Exercise requirements:
Reproduce the records precisely. Omit every picture.

=== Supplied material ===

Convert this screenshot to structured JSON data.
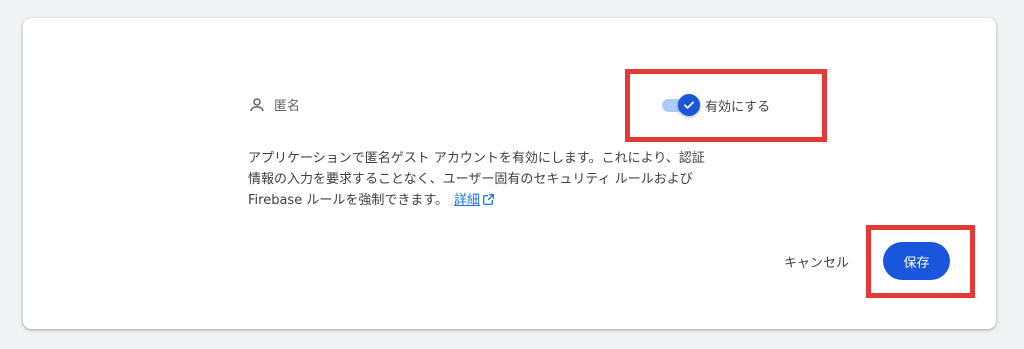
{
  "provider": {
    "name": "匿名",
    "icon": "person-icon"
  },
  "toggle": {
    "label": "有効にする",
    "enabled": true,
    "accent": "#1a56db"
  },
  "description": {
    "line1": "アプリケーションで匿名ゲスト アカウントを有効にします。これにより、認証",
    "line2": "情報の入力を要求することなく、ユーザー固有のセキュリティ ルールおよび",
    "line3": "Firebase ルールを強制できます。",
    "link_text": "詳細",
    "link_icon": "open-in-new-icon"
  },
  "actions": {
    "cancel_label": "キャンセル",
    "save_label": "保存"
  },
  "colors": {
    "highlight": "#e53935",
    "primary": "#1a56db",
    "link": "#1a73e8"
  }
}
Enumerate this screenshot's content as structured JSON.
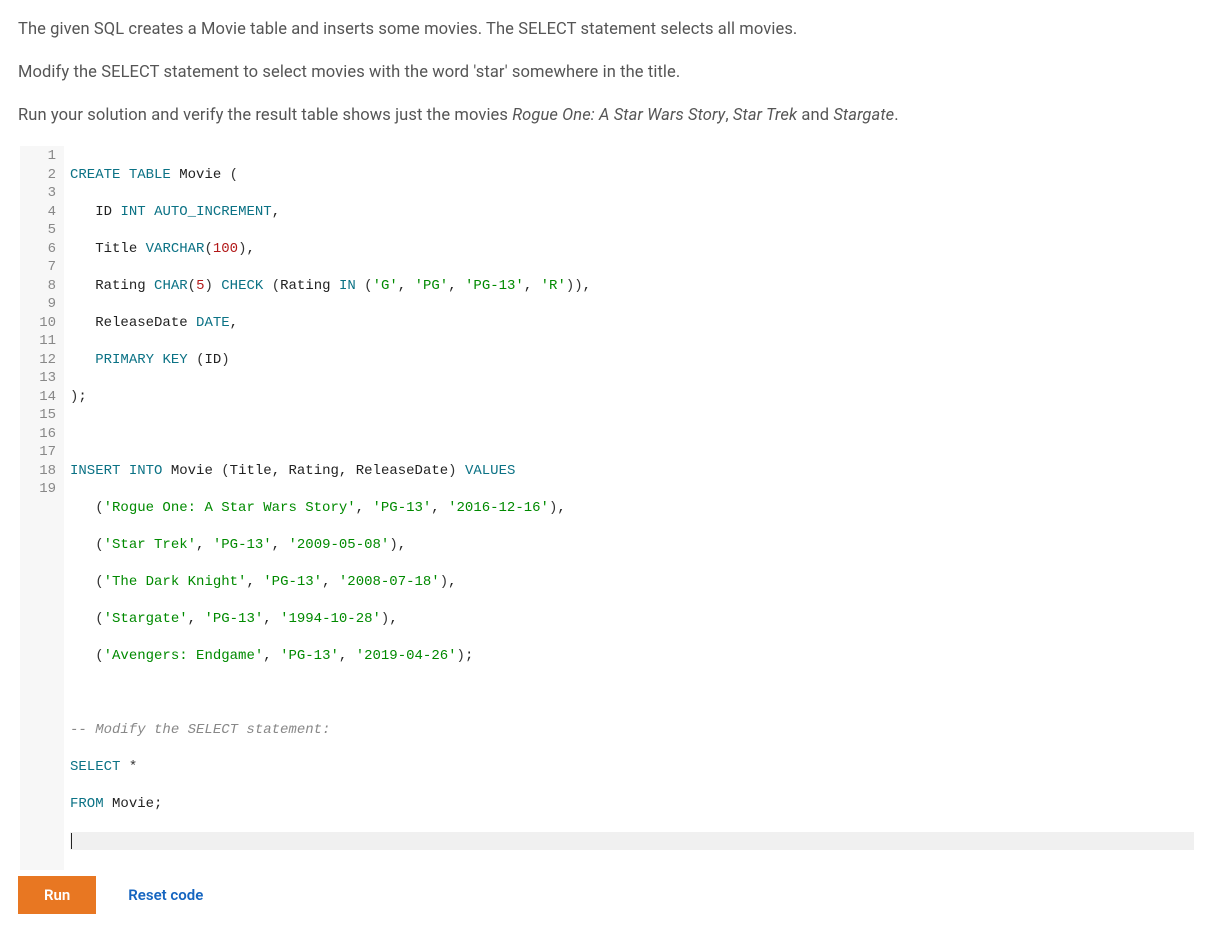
{
  "instructions": {
    "p1": "The given SQL creates a Movie table and inserts some movies. The SELECT statement selects all movies.",
    "p2": "Modify the SELECT statement to select movies with the word 'star' somewhere in the title.",
    "p3_pre": "Run your solution and verify the result table shows just the movies ",
    "p3_em1": "Rogue One: A Star Wars Story",
    "p3_sep1": ", ",
    "p3_em2": "Star Trek",
    "p3_sep2": " and ",
    "p3_em3": "Stargate",
    "p3_post": "."
  },
  "code": {
    "line_count": 19,
    "line1": {
      "kw_create": "CREATE",
      "kw_table": "TABLE",
      "ident": "Movie",
      "open": "("
    },
    "line2": {
      "ident": "ID",
      "type": "INT",
      "kw": "AUTO_INCREMENT",
      "comma": ","
    },
    "line3": {
      "ident": "Title",
      "type": "VARCHAR",
      "open": "(",
      "num": "100",
      "close": ")",
      "comma": ","
    },
    "line4": {
      "ident": "Rating",
      "type": "CHAR",
      "open": "(",
      "num": "5",
      "close": ")",
      "kw_check": "CHECK",
      "open2": "(",
      "ident2": "Rating",
      "kw_in": "IN",
      "open3": "(",
      "s1": "'G'",
      "c1": ",",
      "s2": "'PG'",
      "c2": ",",
      "s3": "'PG-13'",
      "c3": ",",
      "s4": "'R'",
      "close3": ")",
      "close2": ")",
      "comma": ","
    },
    "line5": {
      "ident": "ReleaseDate",
      "type": "DATE",
      "comma": ","
    },
    "line6": {
      "kw_primary": "PRIMARY",
      "kw_key": "KEY",
      "open": "(",
      "ident": "ID",
      "close": ")"
    },
    "line7": {
      "close": ")",
      "semi": ";"
    },
    "line9": {
      "kw_insert": "INSERT",
      "kw_into": "INTO",
      "ident": "Movie",
      "open": "(",
      "c1": "Title",
      "comma1": ",",
      "c2": "Rating",
      "comma2": ",",
      "c3": "ReleaseDate",
      "close": ")",
      "kw_values": "VALUES"
    },
    "line10": {
      "open": "(",
      "s1": "'Rogue One: A Star Wars Story'",
      "c1": ",",
      "s2": "'PG-13'",
      "c2": ",",
      "s3": "'2016-12-16'",
      "close": ")",
      "comma": ","
    },
    "line11": {
      "open": "(",
      "s1": "'Star Trek'",
      "c1": ",",
      "s2": "'PG-13'",
      "c2": ",",
      "s3": "'2009-05-08'",
      "close": ")",
      "comma": ","
    },
    "line12": {
      "open": "(",
      "s1": "'The Dark Knight'",
      "c1": ",",
      "s2": "'PG-13'",
      "c2": ",",
      "s3": "'2008-07-18'",
      "close": ")",
      "comma": ","
    },
    "line13": {
      "open": "(",
      "s1": "'Stargate'",
      "c1": ",",
      "s2": "'PG-13'",
      "c2": ",",
      "s3": "'1994-10-28'",
      "close": ")",
      "comma": ","
    },
    "line14": {
      "open": "(",
      "s1": "'Avengers: Endgame'",
      "c1": ",",
      "s2": "'PG-13'",
      "c2": ",",
      "s3": "'2019-04-26'",
      "close": ")",
      "semi": ";"
    },
    "line16": {
      "comment": "-- Modify the SELECT statement:"
    },
    "line17": {
      "kw_select": "SELECT",
      "star": "*"
    },
    "line18": {
      "kw_from": "FROM",
      "ident": "Movie",
      "semi": ";"
    }
  },
  "buttons": {
    "run": "Run",
    "reset": "Reset code"
  }
}
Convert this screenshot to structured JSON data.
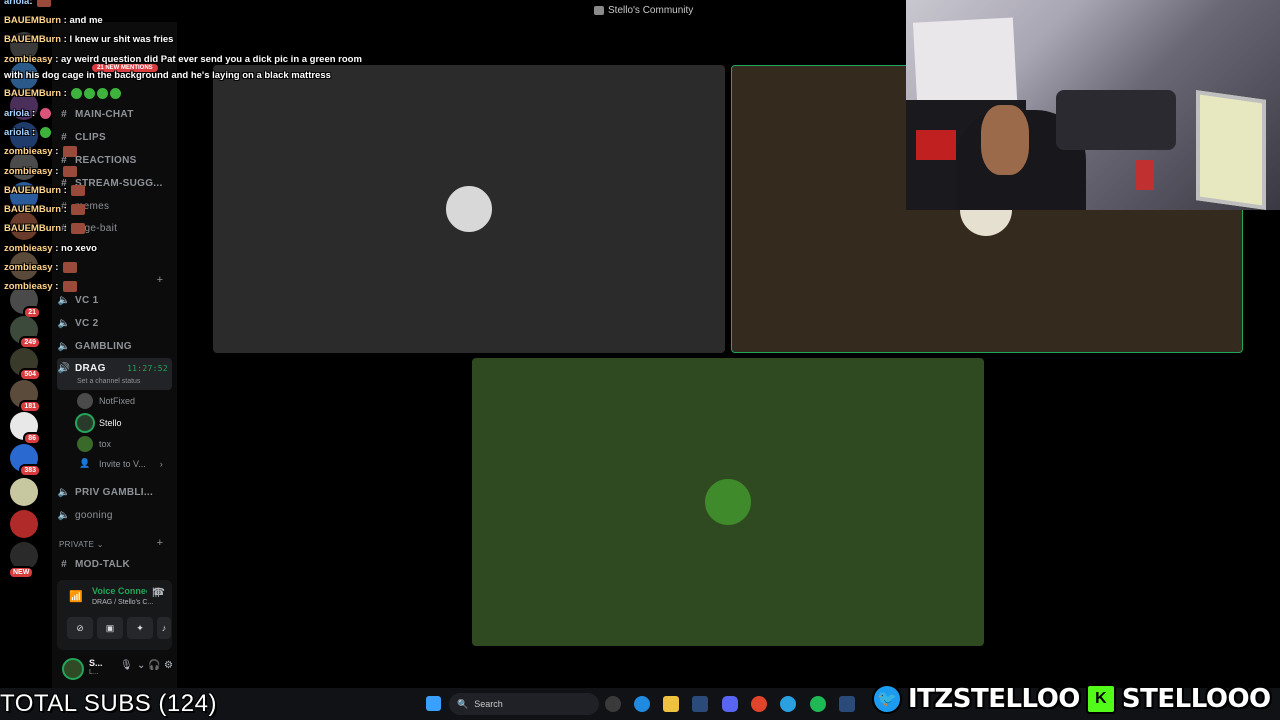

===

Solution to this exercise:
Convert this screenshot to structured JSON data.
{
  "provider": {
    "name": "匿名",
    "icon": "person-icon"
  },
  "toggle": {
    "label": "有効にする",
    "enabled": true,
    "accent": "#1a56db"
  },
  "description": {
    "line1": "アプリケーションで匿名ゲスト アカウントを有効にします。これにより、認証",
    "line2": "情報の入力を要求することなく、ユーザー固有のセキュリティ ルールおよび",
    "line3": "Firebase ルールを強制できます。",
    "link_text": "詳細",
    "link_icon": "open-in-new-icon"
  },
  "actions": {
    "cancel_label": "キャンセル",
    "save_label": "保存"
  },
  "colors": {
    "highlight": "#e53935",
    "primary": "#1a56db",
    "link": "#1a73e8"
  }
}
Enumerate this screenshot's content as structured JSON.
{
  "instructions": {
    "p1": "The given SQL creates a Movie table and inserts some movies. The SELECT statement selects all movies.",
    "p2": "Modify the SELECT statement to select movies with the word 'star' somewhere in the title.",
    "p3_pre": "Run your solution and verify the result table shows just the movies ",
    "p3_em1": "Rogue One: A Star Wars Story",
    "p3_sep1": ", ",
    "p3_em2": "Star Trek",
    "p3_sep2": " and ",
    "p3_em3": "Stargate",
    "p3_post": "."
  },
  "code": {
    "line_count": 19,
    "line1": {
      "kw_create": "CREATE",
      "kw_table": "TABLE",
      "ident": "Movie",
      "open": "("
    },
    "line2": {
      "ident": "ID",
      "type": "INT",
      "kw": "AUTO_INCREMENT",
      "comma": ","
    },
    "line3": {
      "ident": "Title",
      "type": "VARCHAR",
      "open": "(",
      "num": "100",
      "close": ")",
      "comma": ","
    },
    "line4": {
      "ident": "Rating",
      "type": "CHAR",
      "open": "(",
      "num": "5",
      "close": ")",
      "kw_check": "CHECK",
      "open2": "(",
      "ident2": "Rating",
      "kw_in": "IN",
      "open3": "(",
      "s1": "'G'",
      "c1": ",",
      "s2": "'PG'",
      "c2": ",",
      "s3": "'PG-13'",
      "c3": ",",
      "s4": "'R'",
      "close3": ")",
      "close2": ")",
      "comma": ","
    },
    "line5": {
      "ident": "ReleaseDate",
      "type": "DATE",
      "comma": ","
    },
    "line6": {
      "kw_primary": "PRIMARY",
      "kw_key": "KEY",
      "open": "(",
      "ident": "ID",
      "close": ")"
    },
    "line7": {
      "close": ")",
      "semi": ";"
    },
    "line9": {
      "kw_insert": "INSERT",
      "kw_into": "INTO",
      "ident": "Movie",
      "open": "(",
      "c1": "Title",
      "comma1": ",",
      "c2": "Rating",
      "comma2": ",",
      "c3": "ReleaseDate",
      "close": ")",
      "kw_values": "VALUES"
    },
    "line10": {
      "open": "(",
      "s1": "'Rogue One: A Star Wars Story'",
      "c1": ",",
      "s2": "'PG-13'",
      "c2": ",",
      "s3": "'2016-12-16'",
      "close": ")",
      "comma": ","
    },
    "line11": {
      "open": "(",
      "s1": "'Star Trek'",
      "c1": ",",
      "s2": "'PG-13'",
      "c2": ",",
      "s3": "'2009-05-08'",
      "close": ")",
      "comma": ","
    },
    "line12": {
      "open": "(",
      "s1": "'The Dark Knight'",
      "c1": ",",
      "s2": "'PG-13'",
      "c2": ",",
      "s3": "'2008-07-18'",
      "close": ")",
      "comma": ","
    },
    "line13": {
      "open": "(",
      "s1": "'Stargate'",
      "c1": ",",
      "s2": "'PG-13'",
      "c2": ",",
      "s3": "'1994-10-28'",
      "close": ")",
      "comma": ","
    },
    "line14": {
      "open": "(",
      "s1": "'Avengers: Endgame'",
      "c1": ",",
      "s2": "'PG-13'",
      "c2": ",",
      "s3": "'2019-04-26'",
      "close": ")",
      "semi": ";"
    },
    "line16": {
      "comment": "-- Modify the SELECT statement:"
    },
    "line17": {
      "kw_select": "SELECT",
      "star": "*"
    },
    "line18": {
      "kw_from": "FROM",
      "ident": "Movie",
      "semi": ";"
    }
  },
  "buttons": {
    "run": "Run",
    "reset": "Reset code"
  }
}
Convert this screenshot to structured JSON data.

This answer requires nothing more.